Literature Circles: How does setting affect the conflict?
Lesson 8 of 17
Objective: SWBAT meet in small groups and determine ways in which immediate and general setting affects the conflict in their novels.
First, I present what students will complete and discuss today in literature circles. In order to enact today's lesson, you'll need to set up procedures and standards for effective literature circles. Here are two lessons that display those standards:
- STAR your best discussion question. Everyone will read one. If you find that someone else in your group has asked a similar question, try to choose a new one of your questions to present. EVERYONE must weigh in for each question.
- Complete the group activity. You will pick a setting out of a bucket. In your group, divide into two mini-groups. Two of you will be devising a realistic conflict that could take place in your setting. The other half will be coming up with an unrealistic conflict. Describe these conflicts on the back of your discussion boxes, leaving the TBA blank for now.
I have a bucket or List of Random Settings. Each group selects one. Then, in groups, they split into two smaller groups. Half the group creates an unrealistic conflict based on the setting. The other group selects a realistic conflict based on the selected setting.
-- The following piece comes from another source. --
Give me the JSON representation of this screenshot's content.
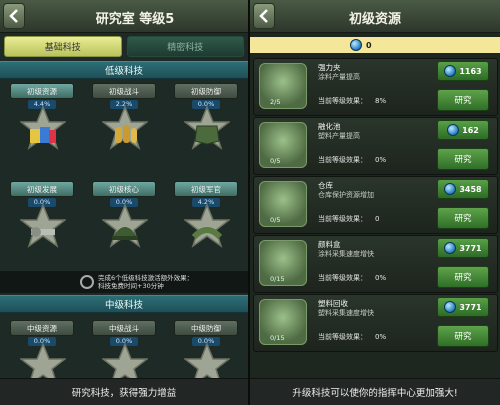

Kids begin to craft their conflicts on the back of the sheets, all the while asking themselves the question: How does setting affect the conflict? Sometimes I have them participate in a swap. So kids who wrote the realistic conflict stay put and the unrealistic kids move to a different group. Then they read their conflicts to their new group, and the new group tries to determine their assigned setting.
Setting: Immediate or General
Carpet Factory (I)
Way that the setting impacts the conflict.
Working all day w/ one break, homesick & lonely bc of isolation, harsh punishments, filthy, unfair rules, starving, sweltering hot, forced into child labor, no separation between work and home, mind-numbing repetition
On the chart, they've already written one immediate setting. Now they add two more settings from the story Iqbal: one general (Karachi, Pakistan) and one immediate (Iqbal's family farm). These are settings previously introduced in the read aloud.
When I finish, I ask the kids to contribute to the t-chart. Can we find ways that this setting could contribute to a conflict? I put students in pairs so they can find ways in which the two other settings could create or affect conflicts.
Here is a finished product:
Independent Work Time
Students complete the TBA from Discussion Boxes, Set 3.
TBA = How does the setting affect the conflict? In this section, students should choose one example of immediate setting from their Middle East/Asia novel. Then, they make a list as they have done in pairs using our mentor text, to figure out how this immediate setting impacts or creates a conflict.
They also have time to work on Discussion Boxes, Set 4, to prepare for their next literature circle.
They read independently, and I help clear up misconceptions from today's lesson.
Discussion and Wrap-up
As a wrap-up, I pose this question to the entire class:
Which is impacting conflict more in your novel? The immediate setting or general setting? Or both?
We sum up the answer to this question through discussion. Usually, kids want to say both, because the two settings are so deeply intertwined. This is a great answer.